Healthcare Transition from the Family Perspective
The “magic age” of 18—legal adulthood—is a daunting transition under the best circumstances. High school graduation! College or vocational training! Employment! A first apartment or college dorm! The brave new world of adulthood!
How much more formidable is that transition for families whose child has a chronic illness or developmental disability? Amid the excitement and anxiety of managing their child’s transition out of high school, they are often caught off guard to learn how much must change in their child’s medical care. Family members report shock, dismay, fear, and anxiety. They compare the healthcare transition (HCT) experience to “falling off a cliff,” or “a bridge to nowhere.” Unfortunately, many parents report getting little to no help or preparation from their child’s pediatric medical providers.
It doesn’t have to be this way. Good health is key to building an adult life of opportunity, value, and purpose. The ability to work, to live as independently as possible, to engage in meaningful relationships, and even to enjoy recreational activities depends on a degree of physical health and well-being. Medical professionals and family members must address HCT early and often, with clear purpose and intentionality.
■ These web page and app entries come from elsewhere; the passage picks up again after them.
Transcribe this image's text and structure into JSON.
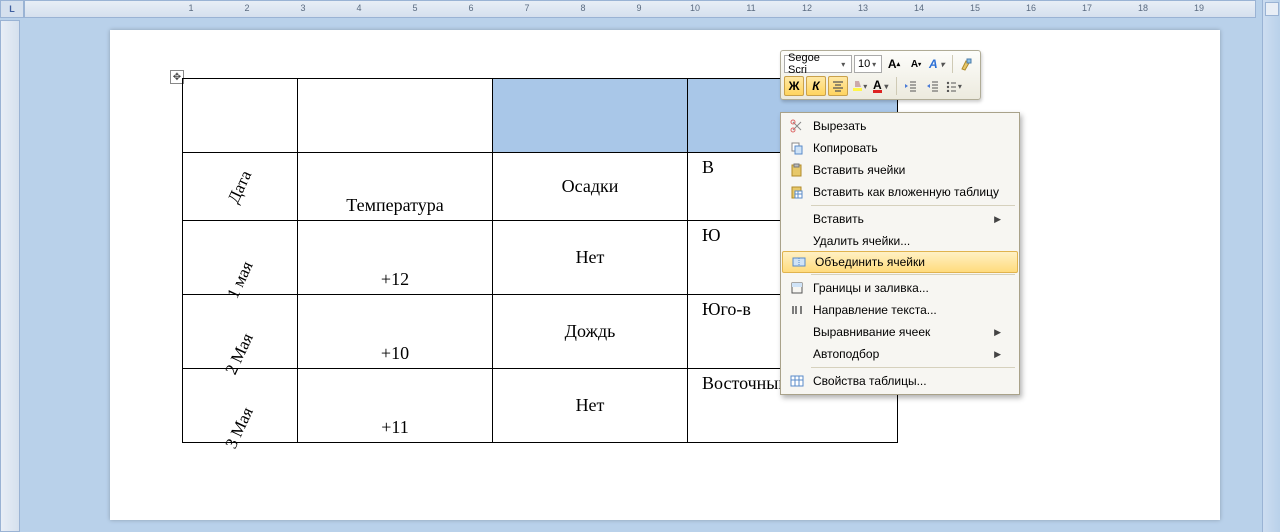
{
  "ruler": {
    "max": 19
  },
  "corner": "L",
  "mini_toolbar": {
    "font_name": "Segoe Scri",
    "font_size": "10",
    "bold": "Ж",
    "italic": "К"
  },
  "context_menu": {
    "cut": "Вырезать",
    "copy": "Копировать",
    "paste_cells": "Вставить ячейки",
    "paste_nested": "Вставить как вложенную таблицу",
    "insert": "Вставить",
    "delete_cells": "Удалить ячейки...",
    "merge_cells": "Объединить ячейки",
    "borders_fill": "Границы и заливка...",
    "text_direction": "Направление текста...",
    "cell_align": "Выравнивание ячеек",
    "autofit": "Автоподбор",
    "table_props": "Свойства таблицы..."
  },
  "table": {
    "headers": {
      "date": "Дата",
      "temp": "Температура",
      "precip": "Осадки",
      "wind_partial": "В"
    },
    "rows": [
      {
        "date": "1 мая",
        "temp": "+12",
        "precip": "Нет",
        "wind": "Ю"
      },
      {
        "date": "2 Мая",
        "temp": "+10",
        "precip": "Дождь",
        "wind": "Юго-в"
      },
      {
        "date": "3 Мая",
        "temp": "+11",
        "precip": "Нет",
        "wind": "Восточный"
      }
    ]
  }
}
The future health and life of the young adult depends on it! It requires teamwork.
KeywordsHealthcare transition Family Adult healthcare Adolescents Chronic health conditions Developmental disability Person-centered practices
- 1.“Gabe’s Care Map” used with permission from author Cristin Lind.Google Scholar
- 2.Establishing a Healthcare Transition program for Adolescents and Young Adults with Chronic Illness and Disability includes person-centered concepts, principles, and materials used with permission from The Learning Community for Person Centered Practices. Find out more at http://tlcpcp.com.